BEGIN

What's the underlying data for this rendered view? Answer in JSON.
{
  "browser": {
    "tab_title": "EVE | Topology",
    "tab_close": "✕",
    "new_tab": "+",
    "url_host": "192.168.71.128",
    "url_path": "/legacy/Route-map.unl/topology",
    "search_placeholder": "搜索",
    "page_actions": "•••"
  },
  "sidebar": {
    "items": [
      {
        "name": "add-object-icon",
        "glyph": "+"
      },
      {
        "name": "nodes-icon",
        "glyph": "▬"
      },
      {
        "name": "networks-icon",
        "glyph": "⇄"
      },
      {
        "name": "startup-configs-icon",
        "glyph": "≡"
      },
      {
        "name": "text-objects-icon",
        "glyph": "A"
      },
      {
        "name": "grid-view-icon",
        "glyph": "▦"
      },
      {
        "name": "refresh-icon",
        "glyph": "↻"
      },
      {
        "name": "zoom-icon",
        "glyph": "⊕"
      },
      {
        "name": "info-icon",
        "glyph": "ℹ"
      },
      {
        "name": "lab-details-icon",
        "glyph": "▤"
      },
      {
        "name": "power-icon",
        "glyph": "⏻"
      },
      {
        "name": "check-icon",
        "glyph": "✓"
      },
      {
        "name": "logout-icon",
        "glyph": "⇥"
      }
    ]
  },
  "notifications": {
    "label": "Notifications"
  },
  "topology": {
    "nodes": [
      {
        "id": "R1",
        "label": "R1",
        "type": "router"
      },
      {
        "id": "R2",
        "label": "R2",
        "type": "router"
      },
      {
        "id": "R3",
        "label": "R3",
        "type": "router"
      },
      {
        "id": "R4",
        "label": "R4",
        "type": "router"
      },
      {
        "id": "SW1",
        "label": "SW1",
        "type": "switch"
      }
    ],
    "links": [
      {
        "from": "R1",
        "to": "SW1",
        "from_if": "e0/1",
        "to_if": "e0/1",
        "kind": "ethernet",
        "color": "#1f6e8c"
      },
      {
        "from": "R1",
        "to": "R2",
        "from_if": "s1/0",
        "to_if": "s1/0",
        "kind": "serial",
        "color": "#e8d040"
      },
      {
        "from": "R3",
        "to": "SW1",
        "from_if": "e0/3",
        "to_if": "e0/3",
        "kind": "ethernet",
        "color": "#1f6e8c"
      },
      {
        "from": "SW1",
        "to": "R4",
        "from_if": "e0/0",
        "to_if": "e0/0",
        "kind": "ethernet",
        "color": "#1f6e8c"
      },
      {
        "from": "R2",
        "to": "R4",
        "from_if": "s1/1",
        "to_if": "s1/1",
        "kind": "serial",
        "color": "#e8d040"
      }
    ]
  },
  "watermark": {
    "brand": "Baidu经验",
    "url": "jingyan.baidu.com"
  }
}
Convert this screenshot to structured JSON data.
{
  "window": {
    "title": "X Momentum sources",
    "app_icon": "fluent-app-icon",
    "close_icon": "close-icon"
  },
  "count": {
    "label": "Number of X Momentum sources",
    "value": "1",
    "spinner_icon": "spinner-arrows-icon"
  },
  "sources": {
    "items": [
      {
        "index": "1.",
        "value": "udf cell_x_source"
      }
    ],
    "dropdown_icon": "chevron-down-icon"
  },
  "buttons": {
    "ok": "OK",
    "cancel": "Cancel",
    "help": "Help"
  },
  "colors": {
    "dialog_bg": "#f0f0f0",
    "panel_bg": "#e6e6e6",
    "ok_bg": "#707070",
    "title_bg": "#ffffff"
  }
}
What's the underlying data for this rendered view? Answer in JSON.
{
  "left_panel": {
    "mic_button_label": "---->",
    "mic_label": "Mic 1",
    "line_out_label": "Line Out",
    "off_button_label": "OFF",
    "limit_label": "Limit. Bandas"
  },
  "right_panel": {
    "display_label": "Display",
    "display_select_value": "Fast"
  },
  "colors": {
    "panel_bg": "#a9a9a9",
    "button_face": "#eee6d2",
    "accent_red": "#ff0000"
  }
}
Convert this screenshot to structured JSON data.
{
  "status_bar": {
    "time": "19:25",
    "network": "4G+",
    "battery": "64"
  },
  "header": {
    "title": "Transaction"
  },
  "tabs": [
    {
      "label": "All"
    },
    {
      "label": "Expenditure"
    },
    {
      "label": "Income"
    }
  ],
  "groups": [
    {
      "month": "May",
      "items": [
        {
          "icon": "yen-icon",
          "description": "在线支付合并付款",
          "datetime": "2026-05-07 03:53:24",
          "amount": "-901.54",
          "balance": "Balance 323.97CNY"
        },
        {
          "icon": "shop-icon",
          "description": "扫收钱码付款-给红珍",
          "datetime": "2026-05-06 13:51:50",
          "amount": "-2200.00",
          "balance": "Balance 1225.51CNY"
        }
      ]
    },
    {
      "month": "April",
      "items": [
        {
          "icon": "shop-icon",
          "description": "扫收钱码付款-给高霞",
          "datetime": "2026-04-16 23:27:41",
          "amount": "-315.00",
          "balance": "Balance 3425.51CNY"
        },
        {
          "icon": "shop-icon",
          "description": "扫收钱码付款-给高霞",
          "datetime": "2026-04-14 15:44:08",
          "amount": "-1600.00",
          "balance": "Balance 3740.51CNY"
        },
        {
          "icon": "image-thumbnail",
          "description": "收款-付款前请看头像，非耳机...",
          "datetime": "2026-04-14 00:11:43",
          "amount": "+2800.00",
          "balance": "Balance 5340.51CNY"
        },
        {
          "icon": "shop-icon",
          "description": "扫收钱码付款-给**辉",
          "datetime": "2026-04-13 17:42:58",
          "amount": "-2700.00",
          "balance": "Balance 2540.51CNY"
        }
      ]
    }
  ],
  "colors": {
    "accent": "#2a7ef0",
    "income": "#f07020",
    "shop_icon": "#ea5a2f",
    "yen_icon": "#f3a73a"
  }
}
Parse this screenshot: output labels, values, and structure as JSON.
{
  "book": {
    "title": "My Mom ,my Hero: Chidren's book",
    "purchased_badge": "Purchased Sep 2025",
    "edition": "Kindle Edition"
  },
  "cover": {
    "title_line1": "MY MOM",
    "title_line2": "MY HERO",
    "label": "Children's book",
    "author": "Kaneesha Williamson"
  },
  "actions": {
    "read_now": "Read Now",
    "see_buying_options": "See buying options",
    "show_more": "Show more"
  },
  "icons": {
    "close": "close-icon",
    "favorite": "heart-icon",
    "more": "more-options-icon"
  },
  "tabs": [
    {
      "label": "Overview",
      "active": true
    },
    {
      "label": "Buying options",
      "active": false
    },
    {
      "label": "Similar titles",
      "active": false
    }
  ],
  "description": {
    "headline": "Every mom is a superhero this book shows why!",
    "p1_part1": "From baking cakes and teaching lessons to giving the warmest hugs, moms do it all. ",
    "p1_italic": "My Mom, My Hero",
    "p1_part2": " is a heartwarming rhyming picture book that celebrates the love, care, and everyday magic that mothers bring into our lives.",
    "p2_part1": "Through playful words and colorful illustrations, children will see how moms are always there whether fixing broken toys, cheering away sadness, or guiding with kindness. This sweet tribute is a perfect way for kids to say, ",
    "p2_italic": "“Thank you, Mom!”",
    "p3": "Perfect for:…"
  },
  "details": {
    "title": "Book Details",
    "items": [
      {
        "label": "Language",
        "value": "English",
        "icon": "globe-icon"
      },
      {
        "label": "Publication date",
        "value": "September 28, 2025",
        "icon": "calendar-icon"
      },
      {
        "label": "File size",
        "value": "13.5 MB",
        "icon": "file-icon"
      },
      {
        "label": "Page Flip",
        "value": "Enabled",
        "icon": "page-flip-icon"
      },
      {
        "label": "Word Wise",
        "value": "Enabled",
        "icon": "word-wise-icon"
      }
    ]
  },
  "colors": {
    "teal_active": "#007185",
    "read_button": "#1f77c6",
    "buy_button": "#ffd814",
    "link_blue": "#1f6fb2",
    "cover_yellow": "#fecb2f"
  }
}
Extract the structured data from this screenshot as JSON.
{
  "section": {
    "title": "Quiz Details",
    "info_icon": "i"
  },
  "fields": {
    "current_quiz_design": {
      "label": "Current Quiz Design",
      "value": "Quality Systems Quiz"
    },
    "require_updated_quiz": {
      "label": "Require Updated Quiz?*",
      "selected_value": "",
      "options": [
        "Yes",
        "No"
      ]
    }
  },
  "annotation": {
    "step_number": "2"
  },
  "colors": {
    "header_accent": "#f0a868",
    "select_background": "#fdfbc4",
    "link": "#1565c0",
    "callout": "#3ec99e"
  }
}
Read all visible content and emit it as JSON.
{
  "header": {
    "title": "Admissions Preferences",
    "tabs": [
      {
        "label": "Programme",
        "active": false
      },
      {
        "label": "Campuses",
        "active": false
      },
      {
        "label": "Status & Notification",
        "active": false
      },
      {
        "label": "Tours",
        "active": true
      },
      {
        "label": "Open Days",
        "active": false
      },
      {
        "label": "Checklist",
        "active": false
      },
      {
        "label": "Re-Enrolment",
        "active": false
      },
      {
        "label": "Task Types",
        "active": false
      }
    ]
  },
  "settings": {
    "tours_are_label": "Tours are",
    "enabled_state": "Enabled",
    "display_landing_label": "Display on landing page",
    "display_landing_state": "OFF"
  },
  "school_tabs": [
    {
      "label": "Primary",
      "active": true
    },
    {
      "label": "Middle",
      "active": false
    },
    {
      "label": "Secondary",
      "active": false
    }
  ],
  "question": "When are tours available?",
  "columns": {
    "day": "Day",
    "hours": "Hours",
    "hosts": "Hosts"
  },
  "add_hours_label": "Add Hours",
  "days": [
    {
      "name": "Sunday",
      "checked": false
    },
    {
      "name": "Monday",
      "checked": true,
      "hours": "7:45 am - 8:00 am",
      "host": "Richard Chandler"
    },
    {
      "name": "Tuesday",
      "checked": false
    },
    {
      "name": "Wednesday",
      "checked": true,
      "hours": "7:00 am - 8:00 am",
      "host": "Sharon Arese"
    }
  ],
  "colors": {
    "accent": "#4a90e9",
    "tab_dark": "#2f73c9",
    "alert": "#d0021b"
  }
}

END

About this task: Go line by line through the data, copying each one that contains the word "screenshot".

Result of the task:
Convert this screenshot to structured JSON data.
Convert this screenshot to structured JSON data.
Parse this screenshot: output labels, values, and structure as JSON.
Extract the structured data from this screenshot as JSON.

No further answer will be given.